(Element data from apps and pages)

_ _ _ _ _ _ _

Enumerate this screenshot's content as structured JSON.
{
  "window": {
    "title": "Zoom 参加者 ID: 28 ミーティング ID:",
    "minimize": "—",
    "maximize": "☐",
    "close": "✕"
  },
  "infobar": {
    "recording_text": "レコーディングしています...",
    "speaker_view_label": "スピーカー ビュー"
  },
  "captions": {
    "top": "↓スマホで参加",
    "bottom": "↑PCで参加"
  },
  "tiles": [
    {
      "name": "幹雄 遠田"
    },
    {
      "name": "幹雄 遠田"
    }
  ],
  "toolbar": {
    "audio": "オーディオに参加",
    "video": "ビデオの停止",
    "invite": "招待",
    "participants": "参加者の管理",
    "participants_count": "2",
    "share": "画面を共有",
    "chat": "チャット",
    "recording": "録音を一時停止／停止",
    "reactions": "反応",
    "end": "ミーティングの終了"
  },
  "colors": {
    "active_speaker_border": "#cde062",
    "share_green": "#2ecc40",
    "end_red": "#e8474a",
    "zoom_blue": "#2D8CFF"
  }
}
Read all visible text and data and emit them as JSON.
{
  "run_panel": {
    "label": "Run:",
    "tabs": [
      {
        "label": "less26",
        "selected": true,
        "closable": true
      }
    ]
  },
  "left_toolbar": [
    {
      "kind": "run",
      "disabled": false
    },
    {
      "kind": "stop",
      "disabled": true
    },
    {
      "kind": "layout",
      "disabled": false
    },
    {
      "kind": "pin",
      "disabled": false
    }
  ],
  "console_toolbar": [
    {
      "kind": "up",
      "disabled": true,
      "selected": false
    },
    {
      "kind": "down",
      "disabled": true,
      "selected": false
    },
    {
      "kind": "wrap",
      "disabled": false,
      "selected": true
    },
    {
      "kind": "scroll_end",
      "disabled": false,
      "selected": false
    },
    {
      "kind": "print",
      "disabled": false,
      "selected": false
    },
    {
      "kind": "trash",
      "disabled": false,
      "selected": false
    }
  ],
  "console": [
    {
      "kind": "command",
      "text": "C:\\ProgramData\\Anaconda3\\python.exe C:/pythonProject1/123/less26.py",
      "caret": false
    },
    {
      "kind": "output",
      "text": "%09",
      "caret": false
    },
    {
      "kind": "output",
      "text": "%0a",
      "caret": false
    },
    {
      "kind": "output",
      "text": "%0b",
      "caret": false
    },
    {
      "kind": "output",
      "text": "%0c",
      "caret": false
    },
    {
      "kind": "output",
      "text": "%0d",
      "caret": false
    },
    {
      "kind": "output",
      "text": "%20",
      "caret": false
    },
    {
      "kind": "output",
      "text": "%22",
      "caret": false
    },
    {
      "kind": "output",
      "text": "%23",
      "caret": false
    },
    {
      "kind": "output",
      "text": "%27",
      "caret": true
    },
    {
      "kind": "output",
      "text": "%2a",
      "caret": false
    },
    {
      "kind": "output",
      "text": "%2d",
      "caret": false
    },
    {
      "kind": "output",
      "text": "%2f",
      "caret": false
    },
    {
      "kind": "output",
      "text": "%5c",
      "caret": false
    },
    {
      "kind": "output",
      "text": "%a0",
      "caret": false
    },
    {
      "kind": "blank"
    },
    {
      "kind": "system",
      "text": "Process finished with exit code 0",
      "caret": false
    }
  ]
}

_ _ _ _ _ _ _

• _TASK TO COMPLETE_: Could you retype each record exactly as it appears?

• _ANSWER BOX_:
Enumerate this screenshot's content as structured JSON.
{
  "window": {
    "title": "Zoom 参加者 ID: 28 ミーティング ID:",
    "minimize": "—",
    "maximize": "☐",
    "close": "✕"
  },
  "infobar": {
    "recording_text": "レコーディングしています...",
    "speaker_view_label": "スピーカー ビュー"
  },
  "captions": {
    "top": "↓スマホで参加",
    "bottom": "↑PCで参加"
  },
  "tiles": [
    {
      "name": "幹雄 遠田"
    },
    {
      "name": "幹雄 遠田"
    }
  ],
  "toolbar": {
    "audio": "オーディオに参加",
    "video": "ビデオの停止",
    "invite": "招待",
    "participants": "参加者の管理",
    "participants_count": "2",
    "share": "画面を共有",
    "chat": "チャット",
    "recording": "録音を一時停止／停止",
    "reactions": "反応",
    "end": "ミーティングの終了"
  },
  "colors": {
    "active_speaker_border": "#cde062",
    "share_green": "#2ecc40",
    "end_red": "#e8474a",
    "zoom_blue": "#2D8CFF"
  }
}
Read all visible text and data and emit them as JSON.
{
  "run_panel": {
    "label": "Run:",
    "tabs": [
      {
        "label": "less26",
        "selected": true,
        "closable": true
      }
    ]
  },
  "left_toolbar": [
    {
      "kind": "run",
      "disabled": false
    },
    {
      "kind": "stop",
      "disabled": true
    },
    {
      "kind": "layout",
      "disabled": false
    },
    {
      "kind": "pin",
      "disabled": false
    }
  ],
  "console_toolbar": [
    {
      "kind": "up",
      "disabled": true,
      "selected": false
    },
    {
      "kind": "down",
      "disabled": true,
      "selected": false
    },
    {
      "kind": "wrap",
      "disabled": false,
      "selected": true
    },
    {
      "kind": "scroll_end",
      "disabled": false,
      "selected": false
    },
    {
      "kind": "print",
      "disabled": false,
      "selected": false
    },
    {
      "kind": "trash",
      "disabled": false,
      "selected": false
    }
  ],
  "console": [
    {
      "kind": "command",
      "text": "C:\\ProgramData\\Anaconda3\\python.exe C:/pythonProject1/123/less26.py",
      "caret": false
    },
    {
      "kind": "output",
      "text": "%09",
      "caret": false
    },
    {
      "kind": "output",
      "text": "%0a",
      "caret": false
    },
    {
      "kind": "output",
      "text": "%0b",
      "caret": false
    },
    {
      "kind": "output",
      "text": "%0c",
      "caret": false
    },
    {
      "kind": "output",
      "text": "%0d",
      "caret": false
    },
    {
      "kind": "output",
      "text": "%20",
      "caret": false
    },
    {
      "kind": "output",
      "text": "%22",
      "caret": false
    },
    {
      "kind": "output",
      "text": "%23",
      "caret": false
    },
    {
      "kind": "output",
      "text": "%27",
      "caret": true
    },
    {
      "kind": "output",
      "text": "%2a",
      "caret": false
    },
    {
      "kind": "output",
      "text": "%2d",
      "caret": false
    },
    {
      "kind": "output",
      "text": "%2f",
      "caret": false
    },
    {
      "kind": "output",
      "text": "%5c",
      "caret": false
    },
    {
      "kind": "output",
      "text": "%a0",
      "caret": false
    },
    {
      "kind": "blank"
    },
    {
      "kind": "system",
      "text": "Process finished with exit code 0",
      "caret": false
    }
  ]
}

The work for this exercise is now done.